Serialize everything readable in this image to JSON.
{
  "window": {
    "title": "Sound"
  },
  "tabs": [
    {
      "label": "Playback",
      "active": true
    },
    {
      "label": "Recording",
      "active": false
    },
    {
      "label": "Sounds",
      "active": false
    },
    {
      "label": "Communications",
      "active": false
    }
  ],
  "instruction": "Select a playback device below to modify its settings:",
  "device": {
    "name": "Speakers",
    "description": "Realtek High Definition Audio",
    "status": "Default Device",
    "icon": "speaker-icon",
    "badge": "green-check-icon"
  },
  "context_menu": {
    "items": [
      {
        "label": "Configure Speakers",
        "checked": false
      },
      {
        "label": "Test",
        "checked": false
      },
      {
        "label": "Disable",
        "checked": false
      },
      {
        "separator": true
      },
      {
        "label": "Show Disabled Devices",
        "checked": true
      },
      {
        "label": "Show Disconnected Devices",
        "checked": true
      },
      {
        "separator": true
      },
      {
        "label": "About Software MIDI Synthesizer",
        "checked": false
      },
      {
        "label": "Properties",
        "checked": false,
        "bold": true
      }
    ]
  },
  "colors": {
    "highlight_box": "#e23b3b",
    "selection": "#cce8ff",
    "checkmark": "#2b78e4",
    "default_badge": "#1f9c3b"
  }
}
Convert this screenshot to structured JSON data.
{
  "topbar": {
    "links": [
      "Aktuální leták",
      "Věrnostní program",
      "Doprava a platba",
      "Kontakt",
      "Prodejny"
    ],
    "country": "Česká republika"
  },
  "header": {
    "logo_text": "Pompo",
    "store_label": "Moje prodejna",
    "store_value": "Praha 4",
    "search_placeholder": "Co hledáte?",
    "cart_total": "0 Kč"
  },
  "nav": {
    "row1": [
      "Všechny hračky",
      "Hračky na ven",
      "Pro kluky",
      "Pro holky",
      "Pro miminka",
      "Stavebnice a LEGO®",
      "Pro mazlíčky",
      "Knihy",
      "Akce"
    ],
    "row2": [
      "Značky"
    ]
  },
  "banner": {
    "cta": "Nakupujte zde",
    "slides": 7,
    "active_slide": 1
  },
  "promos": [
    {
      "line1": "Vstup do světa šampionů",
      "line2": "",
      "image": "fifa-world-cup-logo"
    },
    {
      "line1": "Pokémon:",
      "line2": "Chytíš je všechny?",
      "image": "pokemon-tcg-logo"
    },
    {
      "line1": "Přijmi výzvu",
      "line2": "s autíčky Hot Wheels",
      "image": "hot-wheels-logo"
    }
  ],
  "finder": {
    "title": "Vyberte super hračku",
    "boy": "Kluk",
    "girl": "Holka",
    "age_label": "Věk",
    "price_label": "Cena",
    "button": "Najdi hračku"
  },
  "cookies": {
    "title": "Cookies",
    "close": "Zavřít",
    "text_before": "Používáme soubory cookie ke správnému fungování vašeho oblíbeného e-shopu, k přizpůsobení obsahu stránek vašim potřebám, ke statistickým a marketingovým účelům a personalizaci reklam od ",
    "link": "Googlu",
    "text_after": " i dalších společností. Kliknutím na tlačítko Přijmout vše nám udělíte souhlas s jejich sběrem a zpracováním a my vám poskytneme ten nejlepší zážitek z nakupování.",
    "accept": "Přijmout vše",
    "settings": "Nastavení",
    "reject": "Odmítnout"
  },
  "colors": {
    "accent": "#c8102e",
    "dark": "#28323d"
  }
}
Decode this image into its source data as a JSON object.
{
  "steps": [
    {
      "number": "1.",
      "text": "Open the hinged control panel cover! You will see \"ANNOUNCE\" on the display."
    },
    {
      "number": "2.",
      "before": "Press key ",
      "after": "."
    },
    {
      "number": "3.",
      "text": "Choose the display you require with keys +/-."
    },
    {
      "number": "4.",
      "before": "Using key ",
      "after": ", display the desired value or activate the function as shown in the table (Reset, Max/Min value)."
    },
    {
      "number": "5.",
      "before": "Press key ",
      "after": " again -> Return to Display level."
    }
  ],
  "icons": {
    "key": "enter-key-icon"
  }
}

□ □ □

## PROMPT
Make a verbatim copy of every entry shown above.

## EXERCISE ANSWER
Serialize everything readable in this image to JSON.
{
  "window": {
    "title": "Sound"
  },
  "tabs": [
    {
      "label": "Playback",
      "active": true
    },
    {
      "label": "Recording",
      "active": false
    },
    {
      "label": "Sounds",
      "active": false
    },
    {
      "label": "Communications",
      "active": false
    }
  ],
  "instruction": "Select a playback device below to modify its settings:",
  "device": {
    "name": "Speakers",
    "description": "Realtek High Definition Audio",
    "status": "Default Device",
    "icon": "speaker-icon",
    "badge": "green-check-icon"
  },
  "context_menu": {
    "items": [
      {
        "label": "Configure Speakers",
        "checked": false
      },
      {
        "label": "Test",
        "checked": false
      },
      {
        "label": "Disable",
        "checked": false
      },
      {
        "separator": true
      },
      {
        "label": "Show Disabled Devices",
        "checked": true
      },
      {
        "label": "Show Disconnected Devices",
        "checked": true
      },
      {
        "separator": true
      },
      {
        "label": "About Software MIDI Synthesizer",
        "checked": false
      },
      {
        "label": "Properties",
        "checked": false,
        "bold": true
      }
    ]
  },
  "colors": {
    "highlight_box": "#e23b3b",
    "selection": "#cce8ff",
    "checkmark": "#2b78e4",
    "default_badge": "#1f9c3b"
  }
}
Convert this screenshot to structured JSON data.
{
  "topbar": {
    "links": [
      "Aktuální leták",
      "Věrnostní program",
      "Doprava a platba",
      "Kontakt",
      "Prodejny"
    ],
    "country": "Česká republika"
  },
  "header": {
    "logo_text": "Pompo",
    "store_label": "Moje prodejna",
    "store_value": "Praha 4",
    "search_placeholder": "Co hledáte?",
    "cart_total": "0 Kč"
  },
  "nav": {
    "row1": [
      "Všechny hračky",
      "Hračky na ven",
      "Pro kluky",
      "Pro holky",
      "Pro miminka",
      "Stavebnice a LEGO®",
      "Pro mazlíčky",
      "Knihy",
      "Akce"
    ],
    "row2": [
      "Značky"
    ]
  },
  "banner": {
    "cta": "Nakupujte zde",
    "slides": 7,
    "active_slide": 1
  },
  "promos": [
    {
      "line1": "Vstup do světa šampionů",
      "line2": "",
      "image": "fifa-world-cup-logo"
    },
    {
      "line1": "Pokémon:",
      "line2": "Chytíš je všechny?",
      "image": "pokemon-tcg-logo"
    },
    {
      "line1": "Přijmi výzvu",
      "line2": "s autíčky Hot Wheels",
      "image": "hot-wheels-logo"
    }
  ],
  "finder": {
    "title": "Vyberte super hračku",
    "boy": "Kluk",
    "girl": "Holka",
    "age_label": "Věk",
    "price_label": "Cena",
    "button": "Najdi hračku"
  },
  "cookies": {
    "title": "Cookies",
    "close": "Zavřít",
    "text_before": "Používáme soubory cookie ke správnému fungování vašeho oblíbeného e-shopu, k přizpůsobení obsahu stránek vašim potřebám, ke statistickým a marketingovým účelům a personalizaci reklam od ",
    "link": "Googlu",
    "text_after": " i dalších společností. Kliknutím na tlačítko Přijmout vše nám udělíte souhlas s jejich sběrem a zpracováním a my vám poskytneme ten nejlepší zážitek z nakupování.",
    "accept": "Přijmout vše",
    "settings": "Nastavení",
    "reject": "Odmítnout"
  },
  "colors": {
    "accent": "#c8102e",
    "dark": "#28323d"
  }
}
Decode this image into its source data as a JSON object.
{
  "steps": [
    {
      "number": "1.",
      "text": "Open the hinged control panel cover! You will see \"ANNOUNCE\" on the display."
    },
    {
      "number": "2.",
      "before": "Press key ",
      "after": "."
    },
    {
      "number": "3.",
      "text": "Choose the display you require with keys +/-."
    },
    {
      "number": "4.",
      "before": "Using key ",
      "after": ", display the desired value or activate the function as shown in the table (Reset, Max/Min value)."
    },
    {
      "number": "5.",
      "before": "Press key ",
      "after": " again -> Return to Display level."
    }
  ],
  "icons": {
    "key": "enter-key-icon"
  }
}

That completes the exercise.